> [EXERCISE REQUIREMENTS]
The entries below are to be duplicated exactly, with nothing left out.

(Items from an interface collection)
________________

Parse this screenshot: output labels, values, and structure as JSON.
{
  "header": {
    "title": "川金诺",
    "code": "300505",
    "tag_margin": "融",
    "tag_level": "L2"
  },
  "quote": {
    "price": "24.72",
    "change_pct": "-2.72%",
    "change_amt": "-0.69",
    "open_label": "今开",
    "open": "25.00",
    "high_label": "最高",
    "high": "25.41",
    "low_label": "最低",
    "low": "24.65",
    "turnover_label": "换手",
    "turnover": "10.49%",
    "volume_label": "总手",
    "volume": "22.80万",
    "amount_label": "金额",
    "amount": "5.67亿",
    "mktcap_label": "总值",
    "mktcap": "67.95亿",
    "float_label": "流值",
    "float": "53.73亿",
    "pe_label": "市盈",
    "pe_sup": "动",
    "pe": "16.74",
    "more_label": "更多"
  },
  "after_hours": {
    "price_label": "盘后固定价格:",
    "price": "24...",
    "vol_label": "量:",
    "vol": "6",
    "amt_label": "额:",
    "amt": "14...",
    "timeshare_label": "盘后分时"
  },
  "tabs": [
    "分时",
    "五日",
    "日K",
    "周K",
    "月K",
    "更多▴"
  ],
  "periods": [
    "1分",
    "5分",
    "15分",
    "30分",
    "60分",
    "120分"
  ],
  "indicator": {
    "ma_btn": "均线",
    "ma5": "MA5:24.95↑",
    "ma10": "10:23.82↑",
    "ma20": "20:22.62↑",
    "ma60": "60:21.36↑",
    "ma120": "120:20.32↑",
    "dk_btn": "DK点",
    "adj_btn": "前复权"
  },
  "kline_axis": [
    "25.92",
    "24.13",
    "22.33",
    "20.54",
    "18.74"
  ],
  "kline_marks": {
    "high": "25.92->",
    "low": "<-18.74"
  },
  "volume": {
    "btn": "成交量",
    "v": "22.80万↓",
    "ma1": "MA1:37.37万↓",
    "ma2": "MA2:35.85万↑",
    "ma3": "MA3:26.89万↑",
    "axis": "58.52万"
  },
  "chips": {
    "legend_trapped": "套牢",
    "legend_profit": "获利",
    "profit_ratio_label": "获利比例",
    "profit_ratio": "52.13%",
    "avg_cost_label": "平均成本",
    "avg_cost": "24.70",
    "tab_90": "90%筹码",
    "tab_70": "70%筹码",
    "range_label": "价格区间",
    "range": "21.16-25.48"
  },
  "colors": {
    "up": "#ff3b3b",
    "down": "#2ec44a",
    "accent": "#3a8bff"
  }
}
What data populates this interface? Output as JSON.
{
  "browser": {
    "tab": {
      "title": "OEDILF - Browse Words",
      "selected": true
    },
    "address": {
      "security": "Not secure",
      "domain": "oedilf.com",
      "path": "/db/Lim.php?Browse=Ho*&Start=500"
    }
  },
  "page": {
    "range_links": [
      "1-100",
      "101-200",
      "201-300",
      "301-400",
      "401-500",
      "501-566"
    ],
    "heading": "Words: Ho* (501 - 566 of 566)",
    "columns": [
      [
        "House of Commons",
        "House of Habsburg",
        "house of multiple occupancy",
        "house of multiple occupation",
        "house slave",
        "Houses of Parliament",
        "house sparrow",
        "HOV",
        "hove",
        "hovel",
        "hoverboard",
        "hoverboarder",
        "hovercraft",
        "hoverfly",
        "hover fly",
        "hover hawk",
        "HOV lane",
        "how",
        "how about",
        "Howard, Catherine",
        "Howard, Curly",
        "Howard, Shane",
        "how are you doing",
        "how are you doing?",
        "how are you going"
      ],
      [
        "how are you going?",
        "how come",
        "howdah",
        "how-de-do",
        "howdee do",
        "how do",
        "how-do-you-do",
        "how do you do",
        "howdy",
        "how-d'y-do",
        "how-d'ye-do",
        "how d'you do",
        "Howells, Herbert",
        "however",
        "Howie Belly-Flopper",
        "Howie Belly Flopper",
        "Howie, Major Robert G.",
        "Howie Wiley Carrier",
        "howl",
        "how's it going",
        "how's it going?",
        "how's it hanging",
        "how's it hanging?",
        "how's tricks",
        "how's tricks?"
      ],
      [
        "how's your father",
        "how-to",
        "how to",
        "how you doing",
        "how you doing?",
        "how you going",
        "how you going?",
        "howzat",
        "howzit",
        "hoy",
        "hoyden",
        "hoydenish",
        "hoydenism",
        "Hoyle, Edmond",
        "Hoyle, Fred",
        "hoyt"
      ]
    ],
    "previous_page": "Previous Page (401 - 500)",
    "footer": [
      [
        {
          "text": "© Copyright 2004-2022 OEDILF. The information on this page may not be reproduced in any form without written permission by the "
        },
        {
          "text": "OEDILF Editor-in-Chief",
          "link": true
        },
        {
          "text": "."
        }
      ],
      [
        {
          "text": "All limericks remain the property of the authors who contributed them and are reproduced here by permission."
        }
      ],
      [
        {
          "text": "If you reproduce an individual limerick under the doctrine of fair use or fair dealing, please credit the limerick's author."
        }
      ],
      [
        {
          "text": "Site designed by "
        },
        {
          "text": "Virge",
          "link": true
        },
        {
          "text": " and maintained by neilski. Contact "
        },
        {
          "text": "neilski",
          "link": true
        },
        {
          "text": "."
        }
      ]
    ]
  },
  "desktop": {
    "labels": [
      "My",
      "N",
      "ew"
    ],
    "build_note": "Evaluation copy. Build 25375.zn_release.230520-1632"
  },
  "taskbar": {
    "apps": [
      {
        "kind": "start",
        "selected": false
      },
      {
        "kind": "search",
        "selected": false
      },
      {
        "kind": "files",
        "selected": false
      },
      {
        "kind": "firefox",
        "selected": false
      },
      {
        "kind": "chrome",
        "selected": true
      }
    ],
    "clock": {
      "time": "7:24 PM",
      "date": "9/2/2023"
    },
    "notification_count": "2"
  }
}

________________

> [RESPONSE BOX]
Parse this screenshot: output labels, values, and structure as JSON.
{
  "header": {
    "title": "川金诺",
    "code": "300505",
    "tag_margin": "融",
    "tag_level": "L2"
  },
  "quote": {
    "price": "24.72",
    "change_pct": "-2.72%",
    "change_amt": "-0.69",
    "open_label": "今开",
    "open": "25.00",
    "high_label": "最高",
    "high": "25.41",
    "low_label": "最低",
    "low": "24.65",
    "turnover_label": "换手",
    "turnover": "10.49%",
    "volume_label": "总手",
    "volume": "22.80万",
    "amount_label": "金额",
    "amount": "5.67亿",
    "mktcap_label": "总值",
    "mktcap": "67.95亿",
    "float_label": "流值",
    "float": "53.73亿",
    "pe_label": "市盈",
    "pe_sup": "动",
    "pe": "16.74",
    "more_label": "更多"
  },
  "after_hours": {
    "price_label": "盘后固定价格:",
    "price": "24...",
    "vol_label": "量:",
    "vol": "6",
    "amt_label": "额:",
    "amt": "14...",
    "timeshare_label": "盘后分时"
  },
  "tabs": [
    "分时",
    "五日",
    "日K",
    "周K",
    "月K",
    "更多▴"
  ],
  "periods": [
    "1分",
    "5分",
    "15分",
    "30分",
    "60分",
    "120分"
  ],
  "indicator": {
    "ma_btn": "均线",
    "ma5": "MA5:24.95↑",
    "ma10": "10:23.82↑",
    "ma20": "20:22.62↑",
    "ma60": "60:21.36↑",
    "ma120": "120:20.32↑",
    "dk_btn": "DK点",
    "adj_btn": "前复权"
  },
  "kline_axis": [
    "25.92",
    "24.13",
    "22.33",
    "20.54",
    "18.74"
  ],
  "kline_marks": {
    "high": "25.92->",
    "low": "<-18.74"
  },
  "volume": {
    "btn": "成交量",
    "v": "22.80万↓",
    "ma1": "MA1:37.37万↓",
    "ma2": "MA2:35.85万↑",
    "ma3": "MA3:26.89万↑",
    "axis": "58.52万"
  },
  "chips": {
    "legend_trapped": "套牢",
    "legend_profit": "获利",
    "profit_ratio_label": "获利比例",
    "profit_ratio": "52.13%",
    "avg_cost_label": "平均成本",
    "avg_cost": "24.70",
    "tab_90": "90%筹码",
    "tab_70": "70%筹码",
    "range_label": "价格区间",
    "range": "21.16-25.48"
  },
  "colors": {
    "up": "#ff3b3b",
    "down": "#2ec44a",
    "accent": "#3a8bff"
  }
}
What data populates this interface? Output as JSON.
{
  "browser": {
    "tab": {
      "title": "OEDILF - Browse Words",
      "selected": true
    },
    "address": {
      "security": "Not secure",
      "domain": "oedilf.com",
      "path": "/db/Lim.php?Browse=Ho*&Start=500"
    }
  },
  "page": {
    "range_links": [
      "1-100",
      "101-200",
      "201-300",
      "301-400",
      "401-500",
      "501-566"
    ],
    "heading": "Words: Ho* (501 - 566 of 566)",
    "columns": [
      [
        "House of Commons",
        "House of Habsburg",
        "house of multiple occupancy",
        "house of multiple occupation",
        "house slave",
        "Houses of Parliament",
        "house sparrow",
        "HOV",
        "hove",
        "hovel",
        "hoverboard",
        "hoverboarder",
        "hovercraft",
        "hoverfly",
        "hover fly",
        "hover hawk",
        "HOV lane",
        "how",
        "how about",
        "Howard, Catherine",
        "Howard, Curly",
        "Howard, Shane",
        "how are you doing",
        "how are you doing?",
        "how are you going"
      ],
      [
        "how are you going?",
        "how come",
        "howdah",
        "how-de-do",
        "howdee do",
        "how do",
        "how-do-you-do",
        "how do you do",
        "howdy",
        "how-d'y-do",
        "how-d'ye-do",
        "how d'you do",
        "Howells, Herbert",
        "however",
        "Howie Belly-Flopper",
        "Howie Belly Flopper",
        "Howie, Major Robert G.",
        "Howie Wiley Carrier",
        "howl",
        "how's it going",
        "how's it going?",
        "how's it hanging",
        "how's it hanging?",
        "how's tricks",
        "how's tricks?"
      ],
      [
        "how's your father",
        "how-to",
        "how to",
        "how you doing",
        "how you doing?",
        "how you going",
        "how you going?",
        "howzat",
        "howzit",
        "hoy",
        "hoyden",
        "hoydenish",
        "hoydenism",
        "Hoyle, Edmond",
        "Hoyle, Fred",
        "hoyt"
      ]
    ],
    "previous_page": "Previous Page (401 - 500)",
    "footer": [
      [
        {
          "text": "© Copyright 2004-2022 OEDILF. The information on this page may not be reproduced in any form without written permission by the "
        },
        {
          "text": "OEDILF Editor-in-Chief",
          "link": true
        },
        {
          "text": "."
        }
      ],
      [
        {
          "text": "All limericks remain the property of the authors who contributed them and are reproduced here by permission."
        }
      ],
      [
        {
          "text": "If you reproduce an individual limerick under the doctrine of fair use or fair dealing, please credit the limerick's author."
        }
      ],
      [
        {
          "text": "Site designed by "
        },
        {
          "text": "Virge",
          "link": true
        },
        {
          "text": " and maintained by neilski. Contact "
        },
        {
          "text": "neilski",
          "link": true
        },
        {
          "text": "."
        }
      ]
    ]
  },
  "desktop": {
    "labels": [
      "My",
      "N",
      "ew"
    ],
    "build_note": "Evaluation copy. Build 25375.zn_release.230520-1632"
  },
  "taskbar": {
    "apps": [
      {
        "kind": "start",
        "selected": false
      },
      {
        "kind": "search",
        "selected": false
      },
      {
        "kind": "files",
        "selected": false
      },
      {
        "kind": "firefox",
        "selected": false
      },
      {
        "kind": "chrome",
        "selected": true
      }
    ],
    "clock": {
      "time": "7:24 PM",
      "date": "9/2/2023"
    },
    "notification_count": "2"
  }
}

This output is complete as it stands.